Use the PWL Sources modeling application to model time-dependent PWL sources. You can specify time and amplitude relationship to define a model with a large set of data points.

The application allows you to define time and analog value pairs along with signaling factors and repetitions through a user interface with the following fields:

  • PWL File: Select to specify a file that lists the time-value pairs. A time and value pair must be separated by a space.

  • PWL Points: Select to enable the fields under Analog Value Time Pairs to specify the time and value pairs in the user interface.

  • Analog Value Time Pairs: Enabled if you select PWL Points. Contains five pair of fields that can be increased by clicking Add Additional PWL Points. A least one pair of values must be entered for simulation source.

  • Signal Repetitions: Specify the number of periodic repetitions for the given set of points. You can select any one of the following:

    • None: Select to specify no repetitions.

    • Repeat Forever: Select to periodically repeat the complete PWL signals from the start until the end of simulation.

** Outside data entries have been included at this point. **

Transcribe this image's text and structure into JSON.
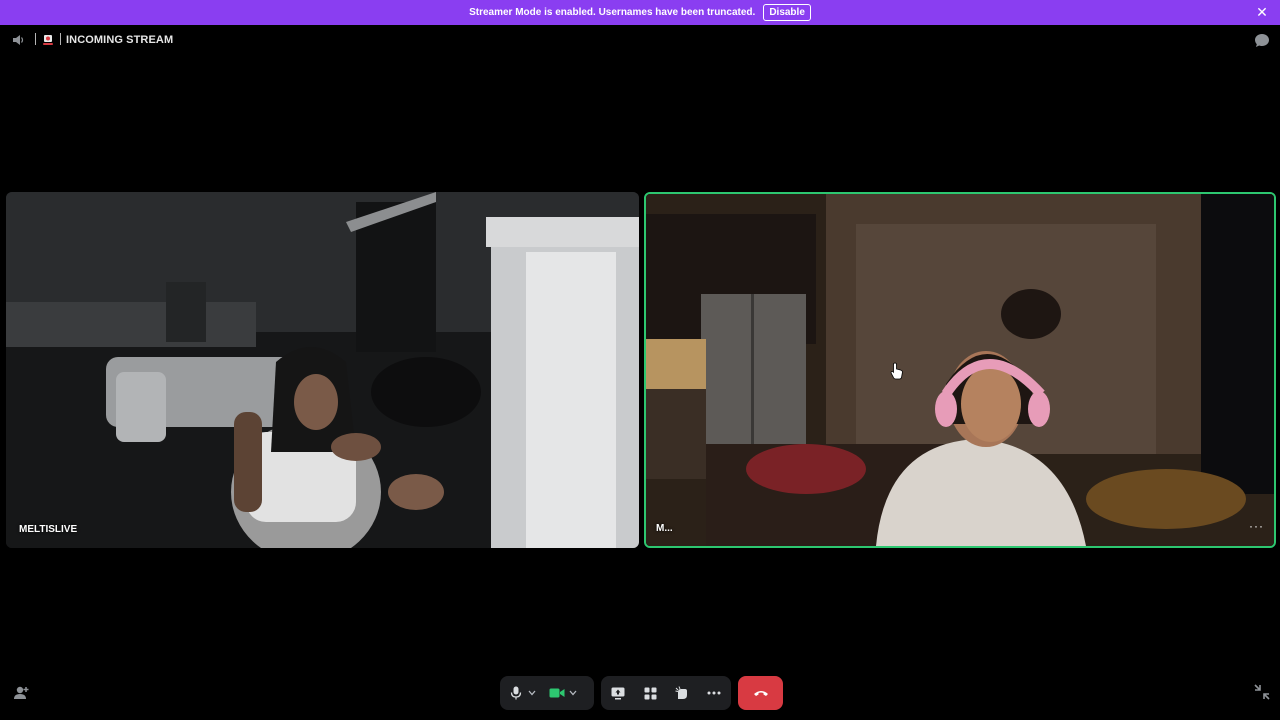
{
  "banner": {
    "message": "Streamer Mode is enabled. Usernames have been truncated.",
    "disable_label": "Disable",
    "close_icon": "close-icon",
    "background": "#8a3ef1"
  },
  "header": {
    "title": "INCOMING STREAM",
    "speaker_icon": "speaker-icon",
    "live_icon": "live-stream-icon",
    "chat_icon": "chat-bubble-icon"
  },
  "tiles": [
    {
      "username": "MELTISLIVE",
      "speaking": false
    },
    {
      "username": "M...",
      "speaking": true,
      "speaking_color": "#2dc770",
      "more_label": "···"
    }
  ],
  "controls": {
    "items": [
      {
        "icon": "microphone-icon",
        "label": "Microphone"
      },
      {
        "icon": "chevron-down-icon",
        "label": "Audio options"
      },
      {
        "icon": "camera-icon",
        "label": "Camera"
      },
      {
        "icon": "chevron-down-icon",
        "label": "Video options"
      },
      {
        "icon": "screen-share-icon",
        "label": "Share screen"
      },
      {
        "icon": "activities-icon",
        "label": "Activities"
      },
      {
        "icon": "soundboard-icon",
        "label": "Soundboard"
      },
      {
        "icon": "more-icon",
        "label": "More options"
      },
      {
        "icon": "hang-up-icon",
        "label": "Disconnect"
      }
    ],
    "hangup_color": "#d83a42",
    "camera_color": "#2dc770"
  }
}
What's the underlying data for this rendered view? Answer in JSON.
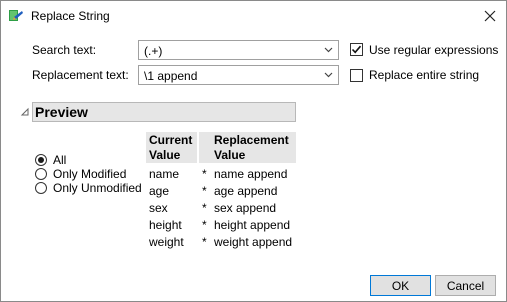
{
  "window": {
    "title": "Replace String"
  },
  "form": {
    "search_label": "Search text:",
    "search_value": "(.+)",
    "replacement_label": "Replacement text:",
    "replacement_value": "\\1 append",
    "use_regex_label": "Use regular expressions",
    "use_regex_checked": true,
    "replace_entire_label": "Replace entire string",
    "replace_entire_checked": false
  },
  "preview": {
    "title": "Preview",
    "options": [
      {
        "label": "All",
        "selected": true
      },
      {
        "label": "Only Modified",
        "selected": false
      },
      {
        "label": "Only Unmodified",
        "selected": false
      }
    ],
    "columns": [
      {
        "line1": "Current",
        "line2": "Value"
      },
      {
        "line1": "Replacement",
        "line2": "Value"
      }
    ],
    "rows": [
      {
        "current": "name",
        "marker": "*",
        "replacement": "name append"
      },
      {
        "current": "age",
        "marker": "*",
        "replacement": "age append"
      },
      {
        "current": "sex",
        "marker": "*",
        "replacement": "sex append"
      },
      {
        "current": "height",
        "marker": "*",
        "replacement": "height append"
      },
      {
        "current": "weight",
        "marker": "*",
        "replacement": "weight append"
      }
    ]
  },
  "buttons": {
    "ok": "OK",
    "cancel": "Cancel"
  },
  "icons": {
    "app": "replace-string-app-icon",
    "close": "close-icon",
    "dropdown": "chevron-down-icon",
    "disclosure": "disclosure-triangle-icon"
  }
}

    • Repeat: Select and specify a whole number to set the number of repetitions. By default the value is 2.

  • Advance Options: Specify the following optional advanced options:

    • Value Scaling Factor: Specify the factor by which the value in each PWL pair will be multiplied. Note that Value Scaling Factor or VSF is sometimes referred to as Voltage Scaling Factor in context of Voltage PWL sources. Refer to PSpice Help online help document.

    • Time Scaling Factor: Specify the factor by which the time in each PWL pair will be multiplied.

    • AC: Specify the AC magnitude for an AC sweep analysis.

    • DC: Specify the DC voltage magnitude for a bias point and transient analysis.


Accessing the Applications

To access any of the modeling applications to create a new model, perform the following steps.

  1. From the Place menu in OrCAD Capture, choose PSpice Component – Modeling Application

  2. Select the submenu corresponding to the device for which the model is to be created.

For example, to create a new Zener model, choose:

Place – PSpice Component – Modeling Application – Zener

Note: To create a PWL (Piecewise Linear) source model, choose Place – PSpice Component – Source – PWL Sources

Important: The Transformer, Zener, Inductor, and Capacitor applications are accessed from OrCAD Capture Market Place and will open the Market Place page in Capture, in case these are not already installed on your system. You can download the application from this page. The rest of the applications are installed with the latest HotFix.

To access modeling application to edit an existing model, perform the following steps.

  1. In OrCAD Capture, open the schematic page with the device instance to be modified.

  2. Select the device.

  3. Right-click the device instance.

  4. From the pop-up menu, choose More Edit PSpice Component.

imageApplications discussedin this document are accessible only for Analog or Mixed A/D project types in schematic page context.